Major protests against cuts in unemployment assistance
In regular weekly demonstrations over July and August 2004, tens of thousands of people have taken to the streets in cities across Germany to protest against the so-called Hartz IV law. This legislation, which will come into effect in January 2005, will effectively abolish the current unemployment assistance by replacing it with a new so-called 'unemployment benefit II'. The new benefit will no longer be tied to the former income of the recipient but will be around the same flat-rate level as the current social assistance benefit.
In what have become regular weekly demonstrations, tens of thousands of people have taken to the streets in cities across Germany to protest against the 'Hartz IV' labour market reform law (Viertes Gesetz für moderne Dienstleistungen am Arbeitsmarkt) (DE0401205F) and especially against the introduction of a new 'unemployment benefit II' (Arbeitslosengeld II).
Unemployment assistance (Arbeitslosenhilfe), unlike unemployment benefit (Arbeitslosengeld), is financed not by social insurance contributions but by the federal government from general tax revenues. It is means-tested and currently amounts to 53% of previous net income or, if the recipient has a child, to 57%. However, with effect from 1 January 2005, unemployment assistance will be merged with the general social welfare assistance scheme (Sozialhilfe) to create 'unemployment benefit II', and thus effectively abolished in its current form. The new benefit will be no longer related to the former income of the recipients. Instead it will be fixed at the level of the current social welfare benefit which is EUR 345 per month in western Germany and EUR 311 in eastern Germany, plus additional payments for children and 'reasonable' costs for housing and heating. The new unemployment benefit II will apply to all recipients of the current unemployment assistance and all recipients of social welfare assistance who are considered fit to work. Both benefits require an eligibility test to determine whether the claimant is in need of financial assistance. This means test includes the income and assets of spouse or partner. Compared with current practice, the means test will be further tightened to include - amongst other points - private old-age pension provisions above a certain minimum.
The Federal Employment Agency (Bundesagentur für Arbeit, BA) reported that in July 2004 there were about 4.4 million registered unemployed people, of whom about 50% received unemployment assistance. At the same time BA reported only 300,000 registered vacancies.
The new protests were triggered by the fact that in July 2004 the BA sent out a 16-page questionnaire to the current recipients of unemployment assistance in order to test their eligibility for the new benefit.

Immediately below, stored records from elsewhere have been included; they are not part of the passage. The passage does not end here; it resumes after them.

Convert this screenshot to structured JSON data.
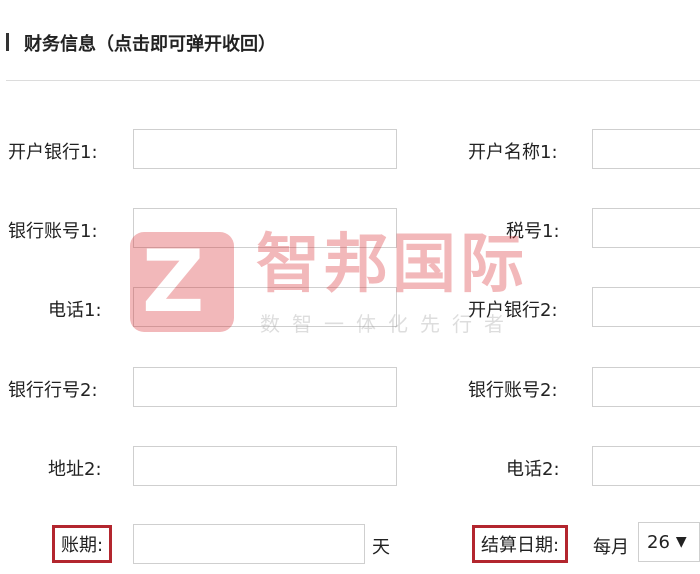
{
  "section": {
    "title": "财务信息（点击即可弹开收回）"
  },
  "left_fields": [
    {
      "label": "开户银行1:",
      "value": ""
    },
    {
      "label": "银行账号1:",
      "value": ""
    },
    {
      "label": "电话1:",
      "value": ""
    },
    {
      "label": "银行行号2:",
      "value": ""
    },
    {
      "label": "地址2:",
      "value": ""
    }
  ],
  "right_fields": [
    {
      "label": "开户名称1:",
      "value": ""
    },
    {
      "label": "税号1:",
      "value": ""
    },
    {
      "label": "开户银行2:",
      "value": ""
    },
    {
      "label": "银行账号2:",
      "value": ""
    },
    {
      "label": "电话2:",
      "value": ""
    }
  ],
  "account_period": {
    "label": "账期:",
    "value": "",
    "unit": "天"
  },
  "settlement_date": {
    "label": "结算日期:",
    "prefix": "每月",
    "selected": "26"
  },
  "watermark": {
    "logo_letter": "Z",
    "title": "智邦国际",
    "slogan": "数智一体化先行者"
  },
  "colors": {
    "highlight_border": "#b3262e",
    "watermark_red": "#d9262b"
  }
}
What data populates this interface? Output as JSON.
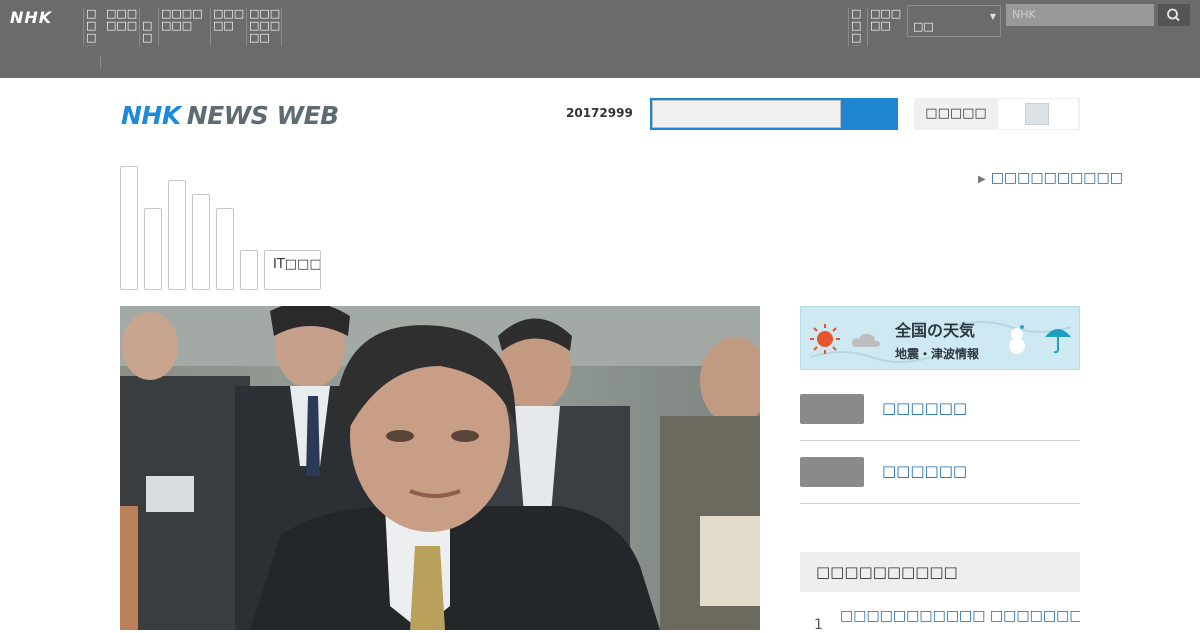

This made many people aware of the forthcoming law changes and raised fears among unemployed people that they could either lose their benefits or receive reduced payments. Others who are still in employment became aware of what they could lose if they became unemployed.
Demonstrations started at the end of July 2004 in a few cities in eastern Germany and since then have spread throughout Germany. The largest demonstrations have taken place in eastern Germany, where the unemployment rate in some areas is well over 20%, and where the new law is likely to hit hardest.
The federal government defended the new law, stating that it was necessary and pointed to the fact that the new provisions had been part of a major cross-party compromise on tax and labour market policy (DE0311101N) between the governing coalition of the Social Democratic Party (Sozialdemokratische Partei Deutschlands, SPD) and Alliance 90/The Greens (Bündnis 90/Die Grünen) and the main opposition parties - the Christian Democratic Union (Christlich Demokratische Union, CDU), Christian Social Union (Christlich Soziale Union, CSU) and the Free Democratic Party (Freie Demokratische Partei, FDP).
The federal government announced that it would provide public funds so as to be able to offer a fifth of long-term unemployed people a so-called 'one-euro job'. The Hartz IV law specifies that long-term unemployed people can be required to do work which is considered to be for the public good - such as work in public gardens or care for the elderly, and in return be paid an extra EUR 1 to EUR 2 per hour, which they can keep on top of their 'unemployment benefit II'. This provision, however, is currently the focus of much controversy. Whereas some charities have announced that they could provide several thousands of these jobs, there is concern - not only among trade unions - that this may lead to the loss of regular jobs in these sectors.
With regard to the protests, the Confederation of German Employers' Associations (Bundesvereinigung der Arbeitgeberverbände, BDA) has stated that it supports the Hartz IV law in principle, but accuses the government of 'false labelling'. It argues that the government should have been clearer right from the start about the fact that 'unemployment benefit II' is only a social welfare benefit for those in need and has nothing to do with national unemployment insurance.
The executive council of the Confederation of German Trade Unions (Deutscher Gewerkschaftsbund, DGB) has issued a statement in which it renews its criticism, in particular of the new legal provision that recipients of 'unemployment benefit II' will have to accept every legal job offered to them, regardless of whether or not the pay is based on or related to collectively agreed rates. The DGB executive declared that it would not to call on workers to participate in the demonstrations, especially if these protests were to be misused as a platform for party politics. However, regional organisations of DGB and some affiliated trade unions, such as the United Services Union (Vereinte Dienstleistungsgewerkschaft, ver.di), have continued to support the local demonstrations.